Water balance is one of the most important functions of the body. The cells in the body require a stable environment to survive and work like they should. As originally put by the 19th century French physiologist Claude BernardMD: “La fixité du milieu intérieur est la condition de la vie libre, independante” (The fixedness of the inner environment is the condition of free, independent life). American physiologist Walter B. Cannon, MD, called the process of maintaining this environment in the body “homeostasis,” which is the basis for the study of physiology.
All creatures large and small must protect themselves from dehydration. Lower animals such as worms and water-living species such as frogs and lungfish hibernate in a special way to survive the dry season. This is called “estivation”—or summer torpor—from the Latin for “summer” (aestas).
Physiologically, estivation includes the production of organic compounds, most importantly urea, that increase urine concentration to conserve water. Animals in estivation also experience reduced blood flow to the skin that reduces water loss through the skin. Studies have recently shown that even mammals show similar responses.
The increase of urea production is an important part of how the body responds to estivation. However, increasing urea requires the breakdown of protein, which leads to muscle loss, also called muscle wasting. Muscle wasting is a condition often seen with aging or in disease, particularly critical illness where people require intensive care. Loss of muscle can lead to impaired metabolism, mobility problems and loss of independence after intensive care.
My research group recently measured the increase of amino acids in the blood of people with more severe dehydration. This was directly correlated to the amount of urea in the blood in critically ill patients with COVID-19. These results showed not only that dehydration is associated with increased urea synthesis, but that it is actually associated with muscle wasting and symptoms such as fatigue and weakness.
Some of the underlying causes of muscle wasting are still not well understood. However, with studies such as ours pointing to dehydration as a possible factor, scientists continue to learn more about how to prevent this potentially dangerous condition.

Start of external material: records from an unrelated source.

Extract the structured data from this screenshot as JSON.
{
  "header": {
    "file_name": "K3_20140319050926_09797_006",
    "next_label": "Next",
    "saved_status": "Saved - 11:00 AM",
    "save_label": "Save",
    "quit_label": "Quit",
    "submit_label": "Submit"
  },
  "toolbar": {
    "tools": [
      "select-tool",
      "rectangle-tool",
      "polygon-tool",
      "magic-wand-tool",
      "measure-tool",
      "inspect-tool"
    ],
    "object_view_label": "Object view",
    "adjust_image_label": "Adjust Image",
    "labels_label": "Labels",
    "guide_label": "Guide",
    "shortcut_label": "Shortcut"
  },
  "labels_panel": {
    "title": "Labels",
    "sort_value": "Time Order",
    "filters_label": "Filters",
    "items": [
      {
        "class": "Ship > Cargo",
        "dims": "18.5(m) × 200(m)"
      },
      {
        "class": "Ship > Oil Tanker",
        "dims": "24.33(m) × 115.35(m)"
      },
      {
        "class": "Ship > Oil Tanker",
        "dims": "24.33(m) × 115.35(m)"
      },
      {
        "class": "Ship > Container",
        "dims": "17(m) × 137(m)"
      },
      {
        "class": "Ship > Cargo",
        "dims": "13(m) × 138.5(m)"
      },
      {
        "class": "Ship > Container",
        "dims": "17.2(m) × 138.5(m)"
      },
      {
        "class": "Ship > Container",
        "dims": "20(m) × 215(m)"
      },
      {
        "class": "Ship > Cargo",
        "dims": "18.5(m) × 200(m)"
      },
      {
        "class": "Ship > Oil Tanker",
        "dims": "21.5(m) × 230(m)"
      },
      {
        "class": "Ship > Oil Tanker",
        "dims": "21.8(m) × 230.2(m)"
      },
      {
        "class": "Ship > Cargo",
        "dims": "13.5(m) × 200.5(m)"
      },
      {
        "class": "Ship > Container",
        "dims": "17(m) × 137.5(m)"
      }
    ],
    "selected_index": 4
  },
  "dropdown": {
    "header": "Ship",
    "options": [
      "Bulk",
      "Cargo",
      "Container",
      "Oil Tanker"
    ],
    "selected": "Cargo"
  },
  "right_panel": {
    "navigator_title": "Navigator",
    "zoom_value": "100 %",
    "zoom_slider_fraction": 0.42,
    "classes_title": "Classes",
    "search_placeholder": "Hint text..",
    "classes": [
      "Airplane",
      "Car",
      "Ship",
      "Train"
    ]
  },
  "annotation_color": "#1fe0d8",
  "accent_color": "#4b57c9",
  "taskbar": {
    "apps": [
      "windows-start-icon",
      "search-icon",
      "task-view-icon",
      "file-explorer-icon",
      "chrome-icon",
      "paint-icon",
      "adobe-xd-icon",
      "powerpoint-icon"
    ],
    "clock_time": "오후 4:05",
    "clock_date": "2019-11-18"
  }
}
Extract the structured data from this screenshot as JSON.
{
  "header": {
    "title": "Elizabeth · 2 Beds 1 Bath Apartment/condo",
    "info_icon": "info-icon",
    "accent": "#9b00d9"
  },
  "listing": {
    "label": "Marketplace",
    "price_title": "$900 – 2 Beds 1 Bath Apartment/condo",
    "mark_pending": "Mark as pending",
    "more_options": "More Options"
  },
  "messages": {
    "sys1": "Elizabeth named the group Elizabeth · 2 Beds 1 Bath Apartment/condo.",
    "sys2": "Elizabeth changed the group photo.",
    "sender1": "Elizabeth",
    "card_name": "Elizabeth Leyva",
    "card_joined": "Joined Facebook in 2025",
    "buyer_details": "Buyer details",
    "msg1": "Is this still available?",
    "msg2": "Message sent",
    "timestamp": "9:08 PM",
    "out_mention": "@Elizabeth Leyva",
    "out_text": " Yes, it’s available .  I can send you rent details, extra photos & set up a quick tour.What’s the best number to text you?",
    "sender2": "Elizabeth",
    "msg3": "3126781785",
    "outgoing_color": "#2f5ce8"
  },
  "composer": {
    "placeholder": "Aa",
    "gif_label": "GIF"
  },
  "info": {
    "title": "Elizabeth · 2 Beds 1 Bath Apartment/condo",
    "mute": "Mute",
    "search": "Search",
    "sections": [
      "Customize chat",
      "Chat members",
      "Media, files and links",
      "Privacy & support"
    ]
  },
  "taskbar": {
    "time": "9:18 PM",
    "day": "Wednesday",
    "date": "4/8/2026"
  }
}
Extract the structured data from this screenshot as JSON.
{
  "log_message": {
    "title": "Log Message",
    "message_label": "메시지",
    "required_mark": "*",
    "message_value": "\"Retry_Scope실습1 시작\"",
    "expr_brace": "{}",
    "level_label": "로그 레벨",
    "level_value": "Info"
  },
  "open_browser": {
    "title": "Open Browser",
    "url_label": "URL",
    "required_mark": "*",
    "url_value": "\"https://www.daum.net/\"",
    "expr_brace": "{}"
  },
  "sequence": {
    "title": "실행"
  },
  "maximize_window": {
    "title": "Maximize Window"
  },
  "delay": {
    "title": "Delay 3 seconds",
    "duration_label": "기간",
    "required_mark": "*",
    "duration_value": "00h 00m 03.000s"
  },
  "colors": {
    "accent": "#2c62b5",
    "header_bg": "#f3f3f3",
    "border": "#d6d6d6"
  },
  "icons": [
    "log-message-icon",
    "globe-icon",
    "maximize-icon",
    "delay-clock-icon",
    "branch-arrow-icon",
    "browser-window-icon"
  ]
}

Michael Hultström, MD, PhD, is a critical care anesthesiologist and associate professor of physiology at Uppsala University in Sweden. His research group works with circulatory function and the development of acute and chronic kidney damage both in experimental models and in patients. During the pandemic, Hultström’s research group has worked extensively with critically ill COVID-19 patients. He was featured in the January 2023 issue of The Physiologist Magazine for this work.